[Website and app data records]
■ ■ ■ ■
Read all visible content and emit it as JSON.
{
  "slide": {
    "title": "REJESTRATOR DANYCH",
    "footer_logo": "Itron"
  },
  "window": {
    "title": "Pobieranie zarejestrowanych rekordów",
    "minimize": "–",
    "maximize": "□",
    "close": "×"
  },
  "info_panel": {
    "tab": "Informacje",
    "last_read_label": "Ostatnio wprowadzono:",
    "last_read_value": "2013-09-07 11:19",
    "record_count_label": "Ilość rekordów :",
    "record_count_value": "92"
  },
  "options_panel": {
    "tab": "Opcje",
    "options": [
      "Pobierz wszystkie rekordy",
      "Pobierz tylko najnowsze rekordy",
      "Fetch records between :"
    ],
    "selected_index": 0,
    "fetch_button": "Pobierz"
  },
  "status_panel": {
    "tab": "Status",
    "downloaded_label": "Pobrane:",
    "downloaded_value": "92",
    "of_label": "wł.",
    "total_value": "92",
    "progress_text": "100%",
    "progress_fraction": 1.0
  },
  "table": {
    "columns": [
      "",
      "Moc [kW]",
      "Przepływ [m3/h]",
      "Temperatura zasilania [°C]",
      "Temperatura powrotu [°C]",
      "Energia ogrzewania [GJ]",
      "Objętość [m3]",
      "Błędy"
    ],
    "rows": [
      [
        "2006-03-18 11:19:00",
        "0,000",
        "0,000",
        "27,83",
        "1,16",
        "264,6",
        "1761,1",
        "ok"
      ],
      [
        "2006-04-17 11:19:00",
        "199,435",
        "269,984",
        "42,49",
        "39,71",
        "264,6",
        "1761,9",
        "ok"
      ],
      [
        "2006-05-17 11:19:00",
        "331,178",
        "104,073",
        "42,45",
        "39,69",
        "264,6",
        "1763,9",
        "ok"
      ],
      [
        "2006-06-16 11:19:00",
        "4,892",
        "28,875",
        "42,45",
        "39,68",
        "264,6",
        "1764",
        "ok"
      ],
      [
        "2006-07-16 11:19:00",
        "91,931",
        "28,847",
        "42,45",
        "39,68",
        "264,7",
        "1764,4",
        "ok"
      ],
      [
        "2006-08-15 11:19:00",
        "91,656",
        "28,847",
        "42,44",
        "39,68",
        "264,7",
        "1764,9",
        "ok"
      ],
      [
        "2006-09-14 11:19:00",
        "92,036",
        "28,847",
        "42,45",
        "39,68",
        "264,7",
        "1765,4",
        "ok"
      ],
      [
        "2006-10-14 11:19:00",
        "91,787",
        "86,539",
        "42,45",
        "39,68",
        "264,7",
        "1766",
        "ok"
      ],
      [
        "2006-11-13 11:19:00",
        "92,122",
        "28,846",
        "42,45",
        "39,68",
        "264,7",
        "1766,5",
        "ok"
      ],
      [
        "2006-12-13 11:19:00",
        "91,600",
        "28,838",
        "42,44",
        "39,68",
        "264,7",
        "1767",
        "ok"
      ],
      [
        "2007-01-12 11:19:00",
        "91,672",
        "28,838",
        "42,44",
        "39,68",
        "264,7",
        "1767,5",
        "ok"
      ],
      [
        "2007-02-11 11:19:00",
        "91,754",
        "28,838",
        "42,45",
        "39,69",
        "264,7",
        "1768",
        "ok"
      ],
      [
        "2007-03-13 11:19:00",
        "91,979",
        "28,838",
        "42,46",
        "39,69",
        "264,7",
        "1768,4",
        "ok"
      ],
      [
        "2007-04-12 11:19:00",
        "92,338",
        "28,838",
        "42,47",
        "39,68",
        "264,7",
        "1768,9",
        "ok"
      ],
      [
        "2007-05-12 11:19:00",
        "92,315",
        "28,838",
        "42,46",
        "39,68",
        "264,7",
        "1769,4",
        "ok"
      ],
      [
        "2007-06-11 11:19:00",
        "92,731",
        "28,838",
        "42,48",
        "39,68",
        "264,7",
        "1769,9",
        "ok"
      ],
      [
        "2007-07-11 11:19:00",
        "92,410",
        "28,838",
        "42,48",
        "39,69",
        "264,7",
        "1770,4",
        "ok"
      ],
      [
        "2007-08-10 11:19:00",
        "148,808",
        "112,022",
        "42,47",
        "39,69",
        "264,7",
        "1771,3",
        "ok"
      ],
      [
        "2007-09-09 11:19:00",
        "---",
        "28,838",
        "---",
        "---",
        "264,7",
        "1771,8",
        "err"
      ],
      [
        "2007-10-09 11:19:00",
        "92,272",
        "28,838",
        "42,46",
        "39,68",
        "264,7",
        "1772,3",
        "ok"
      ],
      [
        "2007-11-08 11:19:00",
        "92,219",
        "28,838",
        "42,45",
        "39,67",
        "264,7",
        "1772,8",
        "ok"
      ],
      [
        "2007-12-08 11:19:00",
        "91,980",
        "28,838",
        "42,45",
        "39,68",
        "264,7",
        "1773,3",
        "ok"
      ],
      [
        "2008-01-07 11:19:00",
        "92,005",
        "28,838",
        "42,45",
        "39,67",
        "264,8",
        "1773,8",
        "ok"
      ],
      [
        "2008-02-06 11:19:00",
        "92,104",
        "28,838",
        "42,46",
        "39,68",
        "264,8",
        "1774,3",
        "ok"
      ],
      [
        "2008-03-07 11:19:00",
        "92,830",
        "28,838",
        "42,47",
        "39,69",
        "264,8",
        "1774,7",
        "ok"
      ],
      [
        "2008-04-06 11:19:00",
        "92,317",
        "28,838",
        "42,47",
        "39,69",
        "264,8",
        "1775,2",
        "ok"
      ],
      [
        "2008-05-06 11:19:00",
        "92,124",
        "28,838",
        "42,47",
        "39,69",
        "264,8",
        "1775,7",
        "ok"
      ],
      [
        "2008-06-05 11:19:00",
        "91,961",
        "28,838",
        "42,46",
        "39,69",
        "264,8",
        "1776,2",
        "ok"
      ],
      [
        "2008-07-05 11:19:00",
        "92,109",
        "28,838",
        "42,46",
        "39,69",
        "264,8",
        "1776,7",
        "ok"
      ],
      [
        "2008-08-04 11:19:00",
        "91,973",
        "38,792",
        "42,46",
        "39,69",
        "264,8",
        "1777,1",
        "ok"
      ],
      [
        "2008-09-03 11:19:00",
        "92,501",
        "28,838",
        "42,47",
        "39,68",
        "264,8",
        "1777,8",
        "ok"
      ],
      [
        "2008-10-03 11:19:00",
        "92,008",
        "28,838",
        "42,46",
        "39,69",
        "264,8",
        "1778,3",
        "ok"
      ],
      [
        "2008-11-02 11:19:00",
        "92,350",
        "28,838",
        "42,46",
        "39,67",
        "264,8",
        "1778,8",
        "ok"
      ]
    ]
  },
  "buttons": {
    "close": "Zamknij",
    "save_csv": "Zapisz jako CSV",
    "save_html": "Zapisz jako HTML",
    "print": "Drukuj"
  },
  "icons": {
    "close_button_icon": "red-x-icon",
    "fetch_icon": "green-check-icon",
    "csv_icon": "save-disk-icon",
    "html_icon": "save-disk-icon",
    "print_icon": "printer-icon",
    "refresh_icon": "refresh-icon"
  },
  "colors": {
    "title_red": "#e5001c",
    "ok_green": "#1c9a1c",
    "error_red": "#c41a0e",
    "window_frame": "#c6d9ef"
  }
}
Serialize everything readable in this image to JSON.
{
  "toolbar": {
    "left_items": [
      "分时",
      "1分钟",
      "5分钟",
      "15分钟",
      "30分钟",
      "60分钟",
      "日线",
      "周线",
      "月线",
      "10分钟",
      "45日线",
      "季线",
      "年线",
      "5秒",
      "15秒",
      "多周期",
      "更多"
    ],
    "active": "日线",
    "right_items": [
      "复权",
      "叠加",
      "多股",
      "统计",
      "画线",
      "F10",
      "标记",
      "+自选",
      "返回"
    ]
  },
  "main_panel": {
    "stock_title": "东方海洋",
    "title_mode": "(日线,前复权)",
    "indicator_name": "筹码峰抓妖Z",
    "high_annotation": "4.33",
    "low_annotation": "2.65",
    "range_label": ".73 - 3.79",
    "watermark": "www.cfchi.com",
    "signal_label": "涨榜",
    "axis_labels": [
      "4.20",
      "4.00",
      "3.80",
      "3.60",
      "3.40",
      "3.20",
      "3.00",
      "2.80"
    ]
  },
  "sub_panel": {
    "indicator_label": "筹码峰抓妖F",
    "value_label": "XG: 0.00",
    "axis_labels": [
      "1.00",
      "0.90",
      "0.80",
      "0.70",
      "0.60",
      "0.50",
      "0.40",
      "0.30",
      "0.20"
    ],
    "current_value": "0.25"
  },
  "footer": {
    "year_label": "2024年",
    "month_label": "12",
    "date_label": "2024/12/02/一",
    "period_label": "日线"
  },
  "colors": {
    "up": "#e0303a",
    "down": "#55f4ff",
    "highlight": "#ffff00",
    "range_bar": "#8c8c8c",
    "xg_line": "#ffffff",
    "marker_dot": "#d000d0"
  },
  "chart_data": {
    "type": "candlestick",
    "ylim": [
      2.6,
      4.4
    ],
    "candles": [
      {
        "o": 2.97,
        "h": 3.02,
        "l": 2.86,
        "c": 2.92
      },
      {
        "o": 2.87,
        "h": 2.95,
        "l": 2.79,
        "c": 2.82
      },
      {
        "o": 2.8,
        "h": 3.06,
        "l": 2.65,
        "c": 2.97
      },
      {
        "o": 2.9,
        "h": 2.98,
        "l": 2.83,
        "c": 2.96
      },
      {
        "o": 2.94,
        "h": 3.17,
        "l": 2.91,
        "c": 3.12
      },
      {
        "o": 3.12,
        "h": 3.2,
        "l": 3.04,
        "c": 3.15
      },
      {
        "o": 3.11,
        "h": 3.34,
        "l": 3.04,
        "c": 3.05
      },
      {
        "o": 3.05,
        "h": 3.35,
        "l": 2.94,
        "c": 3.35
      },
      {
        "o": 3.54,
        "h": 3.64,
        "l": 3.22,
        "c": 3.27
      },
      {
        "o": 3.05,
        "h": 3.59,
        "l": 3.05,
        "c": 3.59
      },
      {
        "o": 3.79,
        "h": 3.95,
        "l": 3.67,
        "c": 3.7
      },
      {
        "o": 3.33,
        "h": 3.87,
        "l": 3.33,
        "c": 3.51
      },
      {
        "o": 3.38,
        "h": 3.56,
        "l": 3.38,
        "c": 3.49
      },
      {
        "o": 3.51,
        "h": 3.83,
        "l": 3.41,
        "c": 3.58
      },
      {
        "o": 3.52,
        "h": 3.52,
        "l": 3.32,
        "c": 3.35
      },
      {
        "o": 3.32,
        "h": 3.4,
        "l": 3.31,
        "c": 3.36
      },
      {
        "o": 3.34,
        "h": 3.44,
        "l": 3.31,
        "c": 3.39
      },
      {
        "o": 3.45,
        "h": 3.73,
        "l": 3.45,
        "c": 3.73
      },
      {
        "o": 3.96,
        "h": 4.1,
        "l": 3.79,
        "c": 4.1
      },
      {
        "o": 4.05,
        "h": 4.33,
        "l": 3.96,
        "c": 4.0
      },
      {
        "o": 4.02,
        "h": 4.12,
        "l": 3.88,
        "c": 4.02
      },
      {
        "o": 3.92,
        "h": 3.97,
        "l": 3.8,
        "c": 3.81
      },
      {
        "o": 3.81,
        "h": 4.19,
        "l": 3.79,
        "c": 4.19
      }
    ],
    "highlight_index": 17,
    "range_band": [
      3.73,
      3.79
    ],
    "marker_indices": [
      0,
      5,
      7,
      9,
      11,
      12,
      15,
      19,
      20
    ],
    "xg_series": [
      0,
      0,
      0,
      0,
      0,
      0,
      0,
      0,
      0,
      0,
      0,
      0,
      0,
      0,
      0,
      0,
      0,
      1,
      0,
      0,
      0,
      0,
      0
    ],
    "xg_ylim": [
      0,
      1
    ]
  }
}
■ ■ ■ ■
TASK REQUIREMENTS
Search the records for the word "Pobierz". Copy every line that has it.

EXERCISE ANSWER
      "Pobierz wszystkie rekordy",
      "Pobierz tylko najnowsze rekordy",
    "fetch_button": "Pobierz"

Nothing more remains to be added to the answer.